The Other Side of Visiting Utah Now
After my June 1 blog warning people about Utah’s summer crowds, several people said, “Oh, no! I already have reservations for this month!” So here’s another take, the highlight of Utah, crowded or empty.
Erosion is art. Enjoy!
Utah continues to be sculptured by erosion, now ten million years in the making.
Slot Canyon pathways are narrow and intimate.
Enjoy Utah’s famous arches, carved not by rivers, but by frost and/or seeping water.
Enjoy the hoodoo patterns of wind-swept cliffs.
Enjoy the power of monoliths.
All of these formations inspire awe and amazement. But so do the etchings on rock face. How did they appear in such regular patterns?

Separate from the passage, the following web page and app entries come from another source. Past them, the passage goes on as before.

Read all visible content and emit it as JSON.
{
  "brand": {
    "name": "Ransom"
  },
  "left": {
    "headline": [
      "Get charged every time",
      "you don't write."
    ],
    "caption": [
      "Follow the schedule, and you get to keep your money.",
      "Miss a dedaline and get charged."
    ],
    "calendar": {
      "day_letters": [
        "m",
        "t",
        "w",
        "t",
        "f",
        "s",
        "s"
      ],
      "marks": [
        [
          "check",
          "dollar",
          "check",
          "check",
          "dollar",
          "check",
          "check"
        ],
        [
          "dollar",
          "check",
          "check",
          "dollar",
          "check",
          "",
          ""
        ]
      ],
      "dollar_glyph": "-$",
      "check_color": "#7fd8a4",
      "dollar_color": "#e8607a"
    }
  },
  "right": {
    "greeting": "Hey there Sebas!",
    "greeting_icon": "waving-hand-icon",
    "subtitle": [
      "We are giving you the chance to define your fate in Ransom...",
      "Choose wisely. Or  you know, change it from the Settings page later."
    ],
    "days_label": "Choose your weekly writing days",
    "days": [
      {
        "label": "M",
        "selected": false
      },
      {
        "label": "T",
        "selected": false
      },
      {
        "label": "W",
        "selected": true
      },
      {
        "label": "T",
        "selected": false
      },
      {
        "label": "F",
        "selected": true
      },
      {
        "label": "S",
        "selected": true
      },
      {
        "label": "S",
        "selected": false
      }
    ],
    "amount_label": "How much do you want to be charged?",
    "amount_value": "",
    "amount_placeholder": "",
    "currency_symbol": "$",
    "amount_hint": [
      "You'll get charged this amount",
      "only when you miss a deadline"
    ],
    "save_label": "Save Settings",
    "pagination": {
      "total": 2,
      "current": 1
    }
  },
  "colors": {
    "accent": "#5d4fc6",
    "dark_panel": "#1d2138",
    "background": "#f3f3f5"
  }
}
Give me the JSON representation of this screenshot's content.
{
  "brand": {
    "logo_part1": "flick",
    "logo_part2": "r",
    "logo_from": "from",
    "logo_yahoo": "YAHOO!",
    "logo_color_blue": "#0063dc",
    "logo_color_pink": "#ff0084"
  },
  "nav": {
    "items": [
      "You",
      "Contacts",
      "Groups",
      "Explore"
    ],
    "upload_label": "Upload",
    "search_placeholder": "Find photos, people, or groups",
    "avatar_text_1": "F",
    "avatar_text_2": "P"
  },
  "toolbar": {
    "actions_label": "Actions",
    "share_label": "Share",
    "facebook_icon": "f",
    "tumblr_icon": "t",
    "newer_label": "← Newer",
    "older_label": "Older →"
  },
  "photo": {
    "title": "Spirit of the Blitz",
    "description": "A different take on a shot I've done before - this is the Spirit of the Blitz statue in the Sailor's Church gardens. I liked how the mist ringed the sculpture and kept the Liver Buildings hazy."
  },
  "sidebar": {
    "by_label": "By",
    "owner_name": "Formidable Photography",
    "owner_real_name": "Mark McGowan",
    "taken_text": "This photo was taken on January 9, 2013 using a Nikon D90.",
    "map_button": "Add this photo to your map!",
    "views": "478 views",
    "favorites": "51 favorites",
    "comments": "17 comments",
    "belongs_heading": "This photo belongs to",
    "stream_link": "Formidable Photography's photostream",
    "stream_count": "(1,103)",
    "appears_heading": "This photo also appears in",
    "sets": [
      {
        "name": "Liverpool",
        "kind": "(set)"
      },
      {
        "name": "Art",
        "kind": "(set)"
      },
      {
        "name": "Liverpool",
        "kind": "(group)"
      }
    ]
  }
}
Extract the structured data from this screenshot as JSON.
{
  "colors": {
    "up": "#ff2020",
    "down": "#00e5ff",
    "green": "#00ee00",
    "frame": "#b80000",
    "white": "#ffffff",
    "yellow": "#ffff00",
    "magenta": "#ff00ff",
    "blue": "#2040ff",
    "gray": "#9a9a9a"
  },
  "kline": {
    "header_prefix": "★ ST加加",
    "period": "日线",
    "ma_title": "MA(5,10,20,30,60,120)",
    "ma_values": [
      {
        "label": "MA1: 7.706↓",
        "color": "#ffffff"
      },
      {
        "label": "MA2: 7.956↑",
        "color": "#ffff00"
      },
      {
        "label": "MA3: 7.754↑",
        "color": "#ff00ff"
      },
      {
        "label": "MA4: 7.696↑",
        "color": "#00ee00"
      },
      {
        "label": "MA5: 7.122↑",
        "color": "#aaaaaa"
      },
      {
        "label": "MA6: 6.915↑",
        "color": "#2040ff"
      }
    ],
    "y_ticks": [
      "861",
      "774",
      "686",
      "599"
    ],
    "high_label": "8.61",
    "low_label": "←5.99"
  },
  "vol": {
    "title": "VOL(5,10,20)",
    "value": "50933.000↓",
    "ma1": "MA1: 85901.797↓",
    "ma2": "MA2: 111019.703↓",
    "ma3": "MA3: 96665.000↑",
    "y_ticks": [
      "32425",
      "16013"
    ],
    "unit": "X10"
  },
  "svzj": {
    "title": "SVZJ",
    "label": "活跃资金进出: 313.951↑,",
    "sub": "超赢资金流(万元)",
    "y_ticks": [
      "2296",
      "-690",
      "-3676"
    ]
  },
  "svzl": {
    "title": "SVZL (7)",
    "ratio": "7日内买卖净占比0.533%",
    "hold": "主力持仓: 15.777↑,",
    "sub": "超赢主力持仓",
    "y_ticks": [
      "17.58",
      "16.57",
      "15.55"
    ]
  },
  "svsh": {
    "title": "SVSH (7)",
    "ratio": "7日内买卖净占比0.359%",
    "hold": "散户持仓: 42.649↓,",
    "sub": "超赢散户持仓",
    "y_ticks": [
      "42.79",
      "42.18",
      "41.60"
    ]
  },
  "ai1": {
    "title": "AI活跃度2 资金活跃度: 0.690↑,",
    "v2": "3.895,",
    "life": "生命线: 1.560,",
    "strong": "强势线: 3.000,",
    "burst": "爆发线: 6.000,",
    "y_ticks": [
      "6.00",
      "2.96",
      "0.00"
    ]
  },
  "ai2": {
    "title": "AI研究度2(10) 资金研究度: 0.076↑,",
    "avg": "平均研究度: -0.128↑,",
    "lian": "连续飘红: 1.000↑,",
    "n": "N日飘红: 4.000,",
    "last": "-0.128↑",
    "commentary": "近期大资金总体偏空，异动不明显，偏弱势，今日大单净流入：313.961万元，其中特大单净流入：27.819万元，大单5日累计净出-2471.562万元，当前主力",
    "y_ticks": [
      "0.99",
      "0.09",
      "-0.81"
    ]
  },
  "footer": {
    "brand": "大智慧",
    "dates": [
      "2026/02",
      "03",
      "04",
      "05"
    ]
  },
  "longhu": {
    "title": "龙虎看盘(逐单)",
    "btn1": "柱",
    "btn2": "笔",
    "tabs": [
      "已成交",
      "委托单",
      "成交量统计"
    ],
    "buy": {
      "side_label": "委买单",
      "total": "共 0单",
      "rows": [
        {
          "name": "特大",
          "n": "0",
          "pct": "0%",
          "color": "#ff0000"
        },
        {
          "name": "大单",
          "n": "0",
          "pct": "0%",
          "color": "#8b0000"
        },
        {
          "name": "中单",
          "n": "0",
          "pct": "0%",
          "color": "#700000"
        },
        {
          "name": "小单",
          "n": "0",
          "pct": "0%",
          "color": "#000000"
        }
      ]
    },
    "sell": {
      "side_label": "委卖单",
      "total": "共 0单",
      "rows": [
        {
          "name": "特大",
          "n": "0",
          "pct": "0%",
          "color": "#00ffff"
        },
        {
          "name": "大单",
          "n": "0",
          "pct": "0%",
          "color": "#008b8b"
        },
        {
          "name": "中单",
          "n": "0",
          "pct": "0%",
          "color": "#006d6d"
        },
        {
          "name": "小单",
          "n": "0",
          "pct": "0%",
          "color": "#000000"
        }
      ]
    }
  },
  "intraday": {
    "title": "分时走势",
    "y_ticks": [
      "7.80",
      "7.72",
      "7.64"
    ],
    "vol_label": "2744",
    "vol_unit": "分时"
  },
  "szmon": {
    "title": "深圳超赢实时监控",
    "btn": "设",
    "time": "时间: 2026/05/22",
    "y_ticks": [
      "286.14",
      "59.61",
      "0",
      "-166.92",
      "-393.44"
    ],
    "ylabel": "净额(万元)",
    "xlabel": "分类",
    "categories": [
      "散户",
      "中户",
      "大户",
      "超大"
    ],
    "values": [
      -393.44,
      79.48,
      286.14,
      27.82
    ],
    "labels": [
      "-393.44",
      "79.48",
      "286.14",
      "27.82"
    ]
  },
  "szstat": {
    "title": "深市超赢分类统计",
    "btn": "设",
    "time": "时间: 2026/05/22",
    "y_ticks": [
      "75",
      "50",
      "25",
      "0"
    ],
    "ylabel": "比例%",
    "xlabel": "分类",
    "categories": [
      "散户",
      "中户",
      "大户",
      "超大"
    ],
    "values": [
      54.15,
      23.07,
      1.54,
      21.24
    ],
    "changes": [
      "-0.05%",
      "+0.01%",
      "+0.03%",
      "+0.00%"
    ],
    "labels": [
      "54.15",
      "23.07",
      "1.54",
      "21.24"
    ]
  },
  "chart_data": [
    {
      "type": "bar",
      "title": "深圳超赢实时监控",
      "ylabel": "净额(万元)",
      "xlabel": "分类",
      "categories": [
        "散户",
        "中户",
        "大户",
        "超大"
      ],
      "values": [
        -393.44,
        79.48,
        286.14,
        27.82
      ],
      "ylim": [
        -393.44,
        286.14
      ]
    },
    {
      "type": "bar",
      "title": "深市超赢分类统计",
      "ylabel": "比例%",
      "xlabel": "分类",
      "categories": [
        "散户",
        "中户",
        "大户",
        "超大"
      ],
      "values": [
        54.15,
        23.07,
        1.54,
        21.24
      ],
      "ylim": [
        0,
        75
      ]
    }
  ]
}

While you may assume or wish that our National Parks strive to preserve nature’s art, that’s not exactly the case. The N.P.S. preserves the natural processes that create the art. So what you see now may be a different masterpiece by the time your grandchildren reach your current age. And that’s okay. It will still be stunning.
As the Canyonlands video explains, the movement of each drop of water, of each flake of snow slightly alters the face of rock formations. And therein lies the message, in the colors, in the shapes, in the changes. How has our geological history progressed? Is our millennium’s global warming trend different from previous trends?
Still seeking solitude? Enjoy the drama of off-roading in Canyonlands.
After viewing the portrait of Canyonland’s Islands in the Sky, you may want to get to the bottom of things.
There is a way to enjoy Canyonlands without the crowds. Four-wheel drives leave the main road at the north entrance just after the Visitor Center. Go early so you don’t have to spend time backing up for the drivers coming at you. Guaranteed: none of those vehicles will be tour buses.
Human damage is a tragedy.
Should the number of visitors at our parks have a daily cap to ensure their preservation? Right now N.P.S. guidelines say “Protect Your Park. Don’t Leave Your Mark.” Ropes and guides have been erected at most parks to keep people on the trails, to prevent them from injuries like the one this month at Yellowstone, where a 23-year-old slipped into a boiling spring of highly acidic water and disappeared instantly. Ropes and fences also prevent irreversible damage of a “butterfly effect,” the theory that eliminating one small flap of a butterfly wing changes the weather patterns for the rest of history. The reality that If you step off a trail, you can damage soil to the extent that it will take centuries to recover.
Fascinated by balanced rocks?
Evidently, sights like this also bring out the macho in people, like two Boy Scout leaders, who did not follow guidelines in 2014. At a Utah State Park, they actually pushed over a balanced rock, which had been a part of the landscape for 170 million years.
Let’s honor the National Park Service goal to respect geological history while letting nature take its course.
No matter if the Utah parks are crowded or empty, your visit helps you realize that we are all connected, not only with each other but with the past and the future.